28-Year Satellite Time-Lapse Shows Exactly What We’re Doing to Our Planet | Smart News | Smithsonian
Current Issue
October 2014 magazine cover
Subscribe

Save 81% off the newsstand price!

Keeping you current

28-Year Satellite Time-Lapse Shows Exactly What We’re Doing to Our Planet

28 years in just a few seconds, as seen from space

smithsonian.com

Over the past few decades Lake Urmia in Iran has steadily dried up. Photo: Google / Landsat 

Since 1972, the U.S. has flown a series of satellites known as the Landsat program, a fleet of Earth-observing satellites that were tasked with taking pictures from space. Landsat’s gorgeous photos have been a favorite of the Earth-as-art crowd, and the satellites’ observations have provided an absolutely critical long-term record of how our planet is changing.

The development of Dubai, United Arab Emirates. Photo: Landsat / Google
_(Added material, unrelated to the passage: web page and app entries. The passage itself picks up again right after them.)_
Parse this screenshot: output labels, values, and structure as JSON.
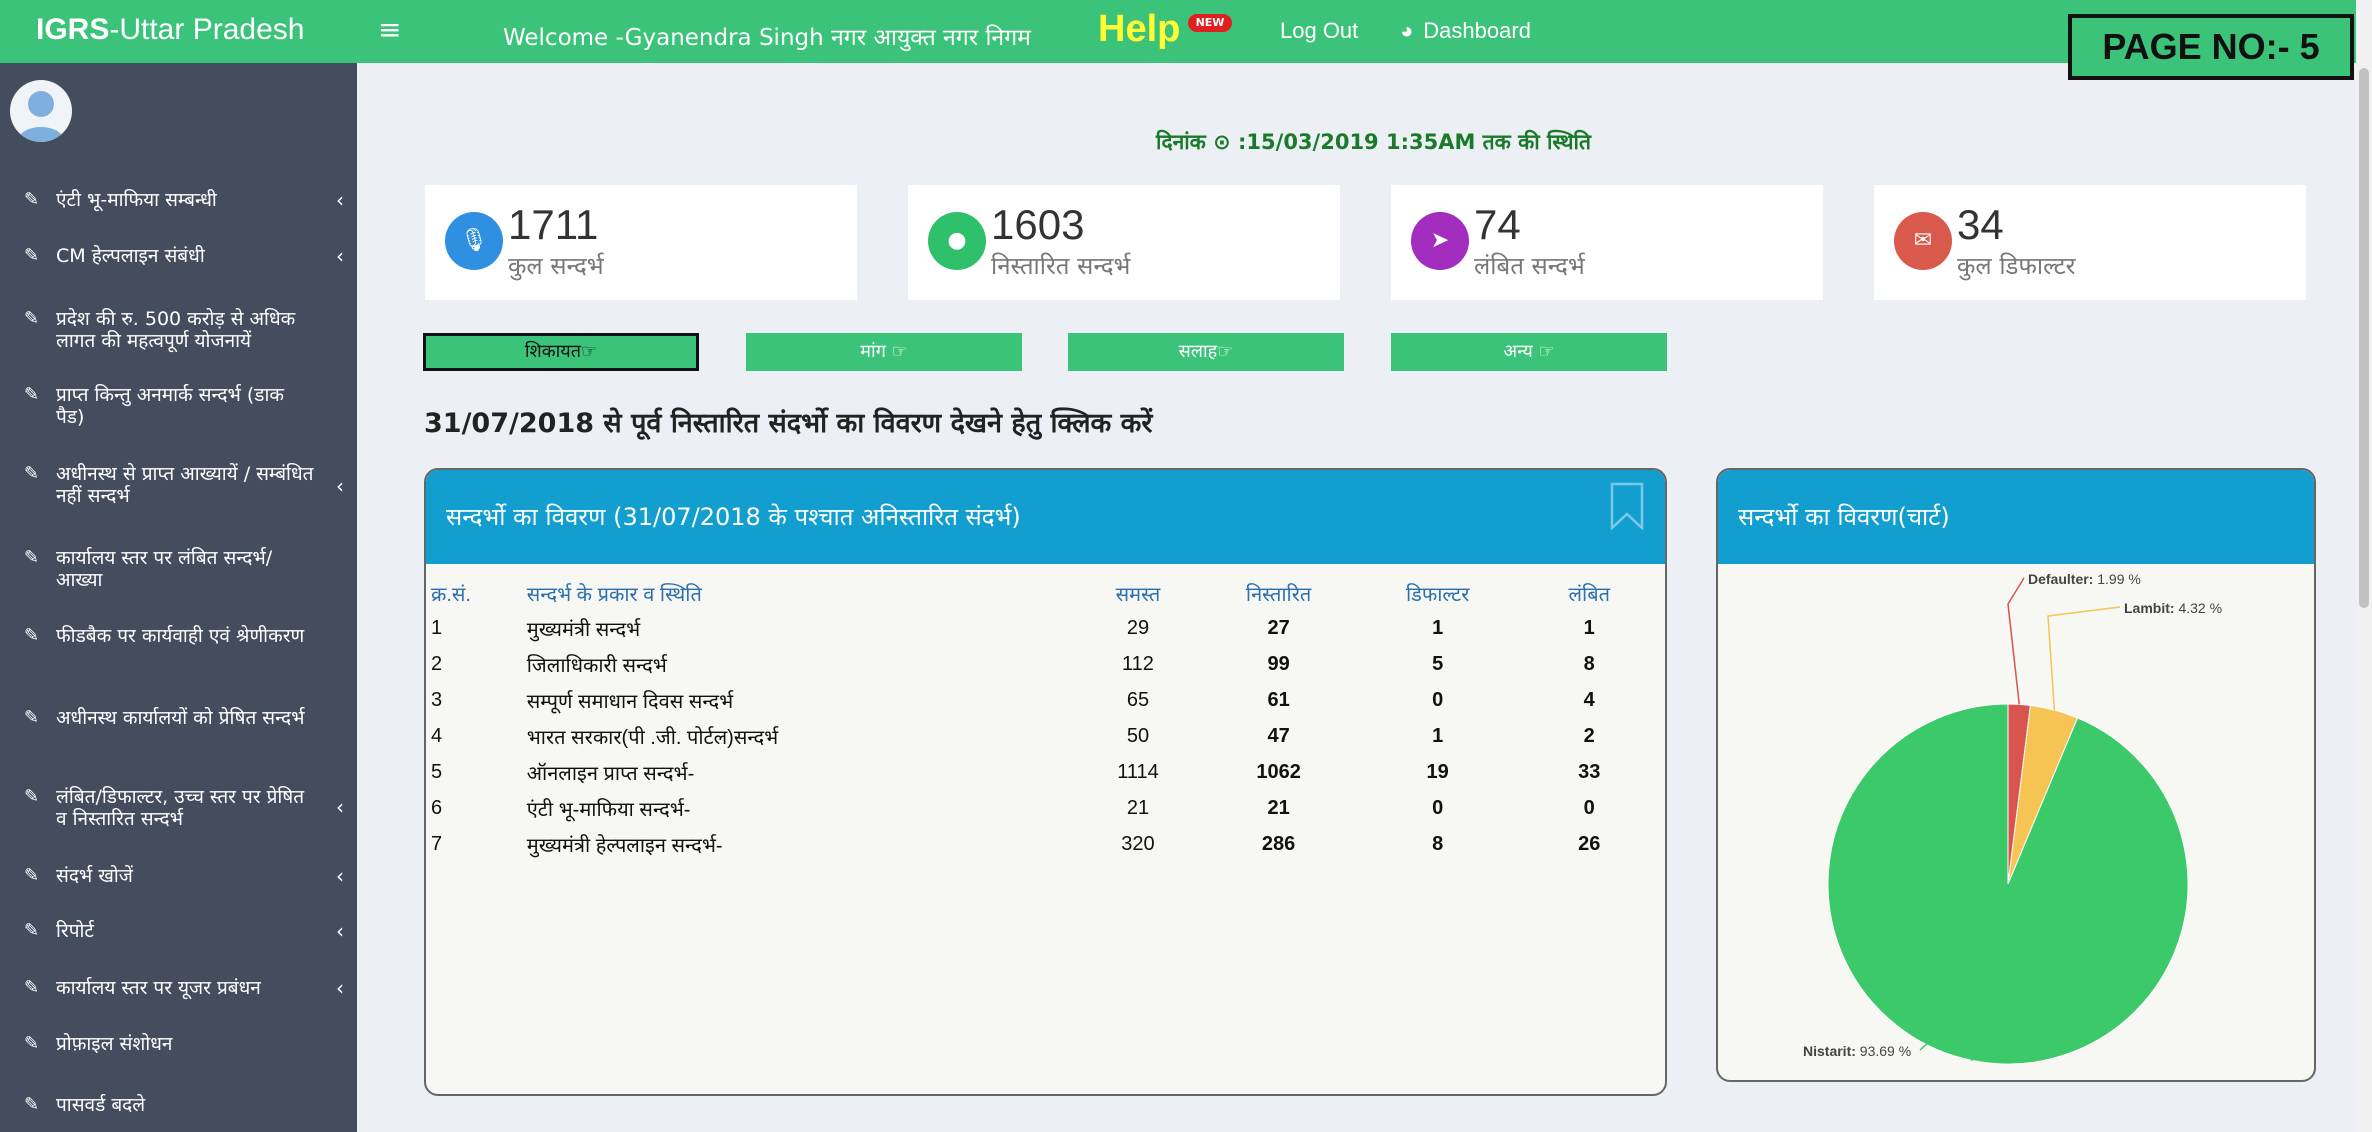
{
  "header": {
    "brand_bold": "IGRS",
    "brand_rest": "-Uttar Pradesh",
    "menu_icon": "hamburger-icon",
    "welcome": "Welcome -Gyanendra Singh नगर आयुक्त नगर निगम",
    "help": "Help",
    "help_badge": "NEW",
    "logout": "Log Out",
    "dashboard": "Dashboard",
    "page_no": "PAGE NO:- 5"
  },
  "sidebar": {
    "items": [
      {
        "label": "एंटी भू-माफिया सम्बन्धी",
        "chevron": "‹"
      },
      {
        "label": "CM हेल्पलाइन संबंधी",
        "chevron": "‹"
      },
      {
        "label": "प्रदेश की रु. 500 करोड़ से अधिक लागत की महत्वपूर्ण योजनायें",
        "chevron": ""
      },
      {
        "label": "प्राप्त किन्तु अनमार्क सन्दर्भ (डाक पैड)",
        "chevron": ""
      },
      {
        "label": "अधीनस्थ से प्राप्त आख्यायें / सम्बंधित नहीं सन्दर्भ",
        "chevron": "‹"
      },
      {
        "label": "कार्यालय स्तर पर लंबित सन्दर्भ/ आख्या",
        "chevron": ""
      },
      {
        "label": "फीडबैक पर कार्यवाही एवं श्रेणीकरण",
        "chevron": ""
      },
      {
        "label": "अधीनस्थ कार्यालयों को प्रेषित सन्दर्भ",
        "chevron": ""
      },
      {
        "label": "लंबित/डिफाल्टर, उच्च स्तर पर प्रेषित व निस्तारित सन्दर्भ",
        "chevron": "‹"
      },
      {
        "label": "संदर्भ खोजें",
        "chevron": "‹"
      },
      {
        "label": "रिपोर्ट",
        "chevron": "‹"
      },
      {
        "label": "कार्यालय स्तर पर यूजर प्रबंधन",
        "chevron": "‹"
      },
      {
        "label": "प्रोफ़ाइल संशोधन",
        "chevron": ""
      },
      {
        "label": "पासवर्ड बदले",
        "chevron": ""
      }
    ]
  },
  "status": "दिनांक ⊙ :15/03/2019 1:35AM तक की स्थिति",
  "stats": [
    {
      "value": "1711",
      "label": "कुल सन्दर्भ",
      "color": "#2f8fe0",
      "icon": "microphone-icon"
    },
    {
      "value": "1603",
      "label": "निस्तारित सन्दर्भ",
      "color": "#2ec06a",
      "icon": "drop-icon"
    },
    {
      "value": "74",
      "label": "लंबित सन्दर्भ",
      "color": "#a32dbf",
      "icon": "paper-plane-icon"
    },
    {
      "value": "34",
      "label": "कुल डिफाल्टर",
      "color": "#d9594c",
      "icon": "envelope-icon"
    }
  ],
  "tabs": [
    "शिकायत☞",
    "मांग ☞",
    "सलाह☞",
    "अन्य ☞"
  ],
  "prior_link": "31/07/2018  से पूर्व निस्तारित संदर्भो का विवरण देखने हेतु क्लिक करें",
  "table": {
    "title": "सन्दर्भो का विवरण (31/07/2018  के पश्चात अनिस्तारित संदर्भ)",
    "columns": [
      "क्र.सं.",
      "सन्दर्भ के प्रकार व स्थिति",
      "समस्त",
      "निस्तारित",
      "डिफाल्टर",
      "लंबित"
    ],
    "rows": [
      [
        "1",
        "मुख्यमंत्री सन्दर्भ",
        "29",
        "27",
        "1",
        "1"
      ],
      [
        "2",
        "जिलाधिकारी सन्दर्भ",
        "112",
        "99",
        "5",
        "8"
      ],
      [
        "3",
        "सम्पूर्ण समाधान दिवस सन्दर्भ",
        "65",
        "61",
        "0",
        "4"
      ],
      [
        "4",
        "भारत सरकार(पी .जी. पोर्टल)सन्दर्भ",
        "50",
        "47",
        "1",
        "2"
      ],
      [
        "5",
        "ऑनलाइन प्राप्त सन्दर्भ-",
        "1114",
        "1062",
        "19",
        "33"
      ],
      [
        "6",
        "एंटी भू-माफिया सन्दर्भ-",
        "21",
        "21",
        "0",
        "0"
      ],
      [
        "7",
        "मुख्यमंत्री हेल्पलाइन सन्दर्भ-",
        "320",
        "286",
        "8",
        "26"
      ]
    ]
  },
  "chart_panel_title": "सन्दर्भो का विवरण(चार्ट)",
  "chart_data": {
    "type": "pie",
    "labels": [
      "Defaulter",
      "Lambit",
      "Nistarit"
    ],
    "values": [
      1.99,
      4.32,
      93.69
    ],
    "data_labels": [
      "Defaulter: 1.99 %",
      "Lambit: 4.32 %",
      "Nistarit: 93.69 %"
    ],
    "colors": [
      "#d9534f",
      "#f6c453",
      "#3cc96a"
    ]
  }
}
Today, Google put out the Earth Engine, a fascinating tool that showcases a scrollable, zoomable time-lapse of the entire planet as seen by Landsat over the decades. The Landsat photos only go back to 1984, but they show the dramatic ways in which the planet has changed in such a brief period of time. To help you get started, Google pulled out some highlights to look at, such as the drying of the Aral Sea or the deforestation of the Amazon. But the tool does show the whole planet (just the land, not the oceans), and there are many more cool things to be seen.

NASA’s Earth Observatory has a more detailed look at this, the development of the oil sands project in Alberta, Canada. Photo: Landsat / Google

But don’t bother looking for Antarctica, because it’s not included. (Sad.)

More from Smithsonian.com:

NASA Has Been Recording Earth’s Surface for 40 Years, and Today Is Its Last Chance to Keep That Going
Share a Bit of Earth’s Majesty With Every Letter You Send

Tags
About Colin Schultz
Colin Schultz

Colin Schultz is a freelance science writer and editor based in Toronto, Canada. He blogs for Smart News and contributes to the American Geophysical Union. He has a B.Sc. in physical science and philosophy, and a M.A. in journalism.

Read more from this author |

Comment on this Story

comments powered by Disqus